Davis had been reported missing nearly six months earlier after he was last seen on Prince Rupert Avenue in northeast Winnipeg.

The discovery of Davis’s remains triggered a lengthy RCMP investigation that resulted in charges being laid against Cory Tymchyshyn and Kristopher Brincheski in September 2008.

RCMP conducted lengthy searches at two Winnipeg homes in connection to the case, one on Prince Rupert Avenue and the other in West Kildonan.

Both Tymchyshyn and Brincheski consented to stand trial on first-degree murder charges in the Court of Queen’s Bench following the conclusion of their preliminary hearing Friday morning. They have pleaded not guilty to the charges.

Both men remain free on bail.

Their next court date is Dec.8, but no trial date has been set. They face mandatory life sentences without a chance of parole for 25 years if convicted.

Judge Brian Corrin cautioned the men that the results of their preliminary hearing did not in any way indicate a finding of guilt, telling court that "99.6 per cent" of preliminary hearings trigger a committal to trial.

Publication ban on evidence

A mandatory publication ban on the evidence tendered by the Crown during the preliminary hearings is in effect.

RCMP have said little about the case and have never revealed a motive for Davis’s killing.

Police have publicly said the accused knew Davis, but wouldn’t say how.

Court records show Tymchyshyn and Brincheski were business partners in a company called Brincore Homes.

Two men out fixing a dock in cottage country near Lac du Bonnet discovered Davis’s remains.
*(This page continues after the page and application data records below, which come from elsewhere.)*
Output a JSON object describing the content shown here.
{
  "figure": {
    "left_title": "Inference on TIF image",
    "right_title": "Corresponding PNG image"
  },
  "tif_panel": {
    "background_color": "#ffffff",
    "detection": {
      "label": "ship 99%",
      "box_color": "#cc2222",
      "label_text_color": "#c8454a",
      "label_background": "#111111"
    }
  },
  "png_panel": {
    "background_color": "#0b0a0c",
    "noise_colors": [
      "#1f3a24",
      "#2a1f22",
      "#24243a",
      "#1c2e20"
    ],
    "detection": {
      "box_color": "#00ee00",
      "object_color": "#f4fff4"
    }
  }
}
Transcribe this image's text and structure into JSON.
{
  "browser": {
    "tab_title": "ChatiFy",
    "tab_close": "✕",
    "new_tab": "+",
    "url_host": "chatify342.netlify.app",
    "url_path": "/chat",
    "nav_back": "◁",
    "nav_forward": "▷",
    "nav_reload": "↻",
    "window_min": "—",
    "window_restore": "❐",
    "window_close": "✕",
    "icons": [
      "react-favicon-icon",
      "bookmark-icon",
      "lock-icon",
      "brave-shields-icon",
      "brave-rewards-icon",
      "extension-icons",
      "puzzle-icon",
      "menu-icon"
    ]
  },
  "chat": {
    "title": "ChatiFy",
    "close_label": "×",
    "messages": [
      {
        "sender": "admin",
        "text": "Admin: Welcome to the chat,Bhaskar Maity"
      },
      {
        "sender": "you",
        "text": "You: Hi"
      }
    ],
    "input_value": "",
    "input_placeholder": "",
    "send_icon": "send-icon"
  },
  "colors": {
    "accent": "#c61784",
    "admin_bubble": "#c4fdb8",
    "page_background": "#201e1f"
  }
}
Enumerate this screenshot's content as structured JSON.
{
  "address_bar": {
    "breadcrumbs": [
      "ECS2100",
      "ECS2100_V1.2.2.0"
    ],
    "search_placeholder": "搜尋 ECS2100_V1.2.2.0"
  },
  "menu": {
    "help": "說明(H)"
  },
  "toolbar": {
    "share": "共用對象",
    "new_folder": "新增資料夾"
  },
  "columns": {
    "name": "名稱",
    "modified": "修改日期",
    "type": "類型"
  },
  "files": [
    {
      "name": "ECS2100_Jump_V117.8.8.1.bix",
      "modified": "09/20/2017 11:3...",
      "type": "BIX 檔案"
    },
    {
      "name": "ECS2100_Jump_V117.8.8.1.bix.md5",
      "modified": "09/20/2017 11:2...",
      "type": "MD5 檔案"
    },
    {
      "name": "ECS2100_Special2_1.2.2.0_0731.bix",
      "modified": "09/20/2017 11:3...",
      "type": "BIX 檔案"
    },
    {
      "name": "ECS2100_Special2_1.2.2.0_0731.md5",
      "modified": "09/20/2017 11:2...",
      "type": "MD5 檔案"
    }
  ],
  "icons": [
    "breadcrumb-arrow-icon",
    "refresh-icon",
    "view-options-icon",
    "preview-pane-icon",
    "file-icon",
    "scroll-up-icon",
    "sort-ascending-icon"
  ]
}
They told CBC News at the time that the barrel had been floating in the Lee River for a couple of weeks before they decided to retrieve it and pry it open.

After making the horrific discovery, they immediately called RCMP.